**What you are asked to do**
Every entry must be echoed exactly.

Element data from apps and pages:
⟨

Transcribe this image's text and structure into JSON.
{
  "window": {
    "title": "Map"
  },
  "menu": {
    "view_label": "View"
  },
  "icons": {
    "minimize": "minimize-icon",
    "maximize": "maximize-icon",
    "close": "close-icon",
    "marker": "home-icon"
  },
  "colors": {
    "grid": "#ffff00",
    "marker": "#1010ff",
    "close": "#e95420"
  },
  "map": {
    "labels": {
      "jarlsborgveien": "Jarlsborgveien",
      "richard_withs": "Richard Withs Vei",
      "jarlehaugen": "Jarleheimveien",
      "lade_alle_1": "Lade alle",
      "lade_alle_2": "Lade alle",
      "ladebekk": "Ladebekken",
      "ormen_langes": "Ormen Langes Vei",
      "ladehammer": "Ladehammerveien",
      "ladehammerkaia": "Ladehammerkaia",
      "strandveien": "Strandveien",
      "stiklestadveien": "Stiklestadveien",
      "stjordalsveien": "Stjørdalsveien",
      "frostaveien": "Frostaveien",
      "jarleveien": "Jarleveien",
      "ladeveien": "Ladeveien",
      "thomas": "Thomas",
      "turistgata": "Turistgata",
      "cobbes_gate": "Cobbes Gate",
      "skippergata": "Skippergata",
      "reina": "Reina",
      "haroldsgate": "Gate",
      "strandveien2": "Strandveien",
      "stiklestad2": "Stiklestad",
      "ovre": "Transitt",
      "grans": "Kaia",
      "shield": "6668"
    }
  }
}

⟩

**Result**
Transcribe this image's text and structure into JSON.
{
  "window": {
    "title": "Map"
  },
  "menu": {
    "view_label": "View"
  },
  "icons": {
    "minimize": "minimize-icon",
    "maximize": "maximize-icon",
    "close": "close-icon",
    "marker": "home-icon"
  },
  "colors": {
    "grid": "#ffff00",
    "marker": "#1010ff",
    "close": "#e95420"
  },
  "map": {
    "labels": {
      "jarlsborgveien": "Jarlsborgveien",
      "richard_withs": "Richard Withs Vei",
      "jarlehaugen": "Jarleheimveien",
      "lade_alle_1": "Lade alle",
      "lade_alle_2": "Lade alle",
      "ladebekk": "Ladebekken",
      "ormen_langes": "Ormen Langes Vei",
      "ladehammer": "Ladehammerveien",
      "ladehammerkaia": "Ladehammerkaia",
      "strandveien": "Strandveien",
      "stiklestadveien": "Stiklestadveien",
      "stjordalsveien": "Stjørdalsveien",
      "frostaveien": "Frostaveien",
      "jarleveien": "Jarleveien",
      "ladeveien": "Ladeveien",
      "thomas": "Thomas",
      "turistgata": "Turistgata",
      "cobbes_gate": "Cobbes Gate",
      "skippergata": "Skippergata",
      "reina": "Reina",
      "haroldsgate": "Gate",
      "strandveien2": "Strandveien",
      "stiklestad2": "Stiklestad",
      "ovre": "Transitt",
      "grans": "Kaia",
      "shield": "6668"
    }
  }
}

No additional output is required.